Exercise ▸
Each record below is to be output with no change at all.

Records from a data source
· · · · ·

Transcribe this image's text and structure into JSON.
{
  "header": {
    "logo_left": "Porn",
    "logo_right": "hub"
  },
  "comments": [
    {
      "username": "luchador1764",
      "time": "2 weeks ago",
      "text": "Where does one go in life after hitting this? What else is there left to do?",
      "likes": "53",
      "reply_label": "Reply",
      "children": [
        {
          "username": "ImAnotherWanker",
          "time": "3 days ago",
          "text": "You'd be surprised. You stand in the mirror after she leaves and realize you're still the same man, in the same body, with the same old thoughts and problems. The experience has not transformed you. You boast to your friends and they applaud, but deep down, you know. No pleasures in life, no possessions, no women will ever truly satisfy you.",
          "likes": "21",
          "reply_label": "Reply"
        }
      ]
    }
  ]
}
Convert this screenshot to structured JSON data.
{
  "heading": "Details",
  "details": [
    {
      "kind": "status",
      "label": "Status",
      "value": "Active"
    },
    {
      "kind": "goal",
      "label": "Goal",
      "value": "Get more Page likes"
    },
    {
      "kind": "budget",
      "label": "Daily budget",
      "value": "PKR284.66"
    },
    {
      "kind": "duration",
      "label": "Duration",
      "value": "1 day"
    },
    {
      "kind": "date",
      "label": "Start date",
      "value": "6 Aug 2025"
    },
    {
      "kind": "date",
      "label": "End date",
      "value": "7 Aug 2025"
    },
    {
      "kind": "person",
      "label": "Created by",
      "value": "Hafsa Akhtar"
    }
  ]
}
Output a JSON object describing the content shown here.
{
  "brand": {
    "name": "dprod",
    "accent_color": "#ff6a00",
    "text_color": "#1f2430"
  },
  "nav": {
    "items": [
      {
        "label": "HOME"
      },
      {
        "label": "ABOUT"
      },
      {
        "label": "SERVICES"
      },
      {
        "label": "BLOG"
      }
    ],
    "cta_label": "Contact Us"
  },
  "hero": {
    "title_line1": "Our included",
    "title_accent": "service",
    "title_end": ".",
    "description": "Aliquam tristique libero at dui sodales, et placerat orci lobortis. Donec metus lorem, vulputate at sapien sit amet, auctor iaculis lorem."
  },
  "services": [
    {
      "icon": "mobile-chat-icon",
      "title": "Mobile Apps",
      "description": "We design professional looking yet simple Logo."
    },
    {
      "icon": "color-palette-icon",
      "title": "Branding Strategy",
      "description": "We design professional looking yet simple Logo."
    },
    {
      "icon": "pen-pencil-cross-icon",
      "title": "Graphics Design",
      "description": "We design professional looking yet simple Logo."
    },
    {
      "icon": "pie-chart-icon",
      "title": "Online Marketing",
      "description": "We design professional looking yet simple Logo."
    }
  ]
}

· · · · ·

Expected answer ▸
Transcribe this image's text and structure into JSON.
{
  "header": {
    "logo_left": "Porn",
    "logo_right": "hub"
  },
  "comments": [
    {
      "username": "luchador1764",
      "time": "2 weeks ago",
      "text": "Where does one go in life after hitting this? What else is there left to do?",
      "likes": "53",
      "reply_label": "Reply",
      "children": [
        {
          "username": "ImAnotherWanker",
          "time": "3 days ago",
          "text": "You'd be surprised. You stand in the mirror after she leaves and realize you're still the same man, in the same body, with the same old thoughts and problems. The experience has not transformed you. You boast to your friends and they applaud, but deep down, you know. No pleasures in life, no possessions, no women will ever truly satisfy you.",
          "likes": "21",
          "reply_label": "Reply"
        }
      ]
    }
  ]
}
Convert this screenshot to structured JSON data.
{
  "heading": "Details",
  "details": [
    {
      "kind": "status",
      "label": "Status",
      "value": "Active"
    },
    {
      "kind": "goal",
      "label": "Goal",
      "value": "Get more Page likes"
    },
    {
      "kind": "budget",
      "label": "Daily budget",
      "value": "PKR284.66"
    },
    {
      "kind": "duration",
      "label": "Duration",
      "value": "1 day"
    },
    {
      "kind": "date",
      "label": "Start date",
      "value": "6 Aug 2025"
    },
    {
      "kind": "date",
      "label": "End date",
      "value": "7 Aug 2025"
    },
    {
      "kind": "person",
      "label": "Created by",
      "value": "Hafsa Akhtar"
    }
  ]
}
Output a JSON object describing the content shown here.
{
  "brand": {
    "name": "dprod",
    "accent_color": "#ff6a00",
    "text_color": "#1f2430"
  },
  "nav": {
    "items": [
      {
        "label": "HOME"
      },
      {
        "label": "ABOUT"
      },
      {
        "label": "SERVICES"
      },
      {
        "label": "BLOG"
      }
    ],
    "cta_label": "Contact Us"
  },
  "hero": {
    "title_line1": "Our included",
    "title_accent": "service",
    "title_end": ".",
    "description": "Aliquam tristique libero at dui sodales, et placerat orci lobortis. Donec metus lorem, vulputate at sapien sit amet, auctor iaculis lorem."
  },
  "services": [
    {
      "icon": "mobile-chat-icon",
      "title": "Mobile Apps",
      "description": "We design professional looking yet simple Logo."
    },
    {
      "icon": "color-palette-icon",
      "title": "Branding Strategy",
      "description": "We design professional looking yet simple Logo."
    },
    {
      "icon": "pen-pencil-cross-icon",
      "title": "Graphics Design",
      "description": "We design professional looking yet simple Logo."
    },
    {
      "icon": "pie-chart-icon",
      "title": "Online Marketing",
      "description": "We design professional looking yet simple Logo."
    }
  ]
}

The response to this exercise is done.